Rent's too high (again) but there's relief
Hate to break it to you, but expensive rent is back. US rents are up 11% this year, compared to just 3.3% in the first half of 2017, 2018, and 2019. Prices have rebounded to pre-pandemic levels in 87 out of the 100 largest US cities. (At $2,810 for a 1-bedroom, NYC just dethroned San Francisco as the most expensive city.) And in smaller cities — from Boise to Bend — rents are up over 30% since March 2020. Economists have a few theories to explain why. For one, those who moved in with family during the pandemic are striking out on their own again, and a stable job market is partly responsible for the uptick in new leases. Meanwhile, renters who scored jaw-dropping deals a year ago could be in for a rude awakening. As discounted leases come up for renewal, some landlords are hiking prices by 50% or more. The good news is rental relief programs still have billions of dollars in aid to distribute.
.gov glow up
On Monday, the White House unveiled a new program, dubbed the US Digital Corps, aimed at attracting fresh tech talent to public service. Through a two-year fellowship, young technologists (think: software engineers, data scientists, designers, and cybersecurity specialists) will engage in high-impact work while helping the government adapt to shifting IT challenges. Fixing notoriously clunky .gov websites could be just the beginning. The team will address priorities like coronavirus response, economic recovery, cybersecurity, and streamlining government services, hopefully bringing some Gen Z energy to the office along the way. Currently, only 3% of state employees are under 30 — a generational skills gap that this program could help close. But competing with Silicon Valley for talent isn't going to be easy. Companies like Facebook and Google are known for generous salaries and attractive perks. On the flip side, many young people are motivated by mission-driven jobs, so tackling national problems like climate change might be enough to lure them in.
Too poor to leave
As of Thursday, hundreds of thousands of households in Louisiana are still without power, days after Hurricane Ida hit its coastline and shattered its power grid, before moving north to flood the Midatlantic. (If you've been affected, you can apply for disaster assistance.) While Louisiana evacuees have been told to stay away until electricity has been restored, some residents couldn’t afford to leave in the first place. According to a January survey, only 39% of Americans have the funds to cover an unexpected $1,000 expense. So, it’s unsurprising that low-income families don’t have cash or gas to flee to safer locations out of state. From Hurricane Florence in South Carolina to Laura in Texas, storms have shined a light on how extreme weather events and economic inequality can collide in disastrous ways. Ida is just another reminder.
IKEA scraps its fast-furniture image

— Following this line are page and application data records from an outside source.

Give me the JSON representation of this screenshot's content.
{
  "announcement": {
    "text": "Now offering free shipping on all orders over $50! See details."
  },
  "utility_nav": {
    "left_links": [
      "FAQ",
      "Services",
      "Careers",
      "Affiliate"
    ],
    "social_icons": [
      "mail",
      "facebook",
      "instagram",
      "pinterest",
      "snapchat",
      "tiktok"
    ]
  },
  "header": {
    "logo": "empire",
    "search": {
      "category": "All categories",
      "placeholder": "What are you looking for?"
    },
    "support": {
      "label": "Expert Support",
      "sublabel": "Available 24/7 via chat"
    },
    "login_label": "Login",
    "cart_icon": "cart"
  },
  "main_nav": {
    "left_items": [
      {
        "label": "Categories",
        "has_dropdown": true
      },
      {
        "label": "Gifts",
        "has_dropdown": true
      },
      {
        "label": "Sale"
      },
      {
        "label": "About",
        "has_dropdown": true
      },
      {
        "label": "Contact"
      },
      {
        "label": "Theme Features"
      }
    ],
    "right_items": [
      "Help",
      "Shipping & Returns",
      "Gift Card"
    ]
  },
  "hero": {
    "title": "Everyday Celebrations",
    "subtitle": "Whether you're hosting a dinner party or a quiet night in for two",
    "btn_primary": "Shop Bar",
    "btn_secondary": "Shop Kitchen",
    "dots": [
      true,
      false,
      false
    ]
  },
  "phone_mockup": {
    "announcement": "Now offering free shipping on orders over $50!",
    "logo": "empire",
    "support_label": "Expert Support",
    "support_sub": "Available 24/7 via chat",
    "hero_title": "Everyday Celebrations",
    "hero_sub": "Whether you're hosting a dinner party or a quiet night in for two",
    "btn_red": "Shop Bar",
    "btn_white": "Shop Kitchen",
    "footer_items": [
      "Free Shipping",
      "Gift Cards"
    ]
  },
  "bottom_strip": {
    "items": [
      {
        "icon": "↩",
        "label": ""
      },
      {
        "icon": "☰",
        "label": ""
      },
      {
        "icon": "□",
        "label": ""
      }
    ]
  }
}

Ready to retire your BESTA cabinet? IKEA might buy it back from you. This month, the Swedish retailer is piloting its Buy Back & Resell service at an IKEA outside Philadelphia. The program accepts gently used and assembled furniture that’s then resold in the store’s “as is” section at discounted prices. In exchange, you’ll pocket store credit. Famed for its disposable furniture (and meatballs), IKEA hopes BB&R will help it shed its fast-furniture rep and become climate positive by 2030. The program was first launched last year across 27 countries, but IKEA Conshohocken is the first US location to offer the service (although probably not the last).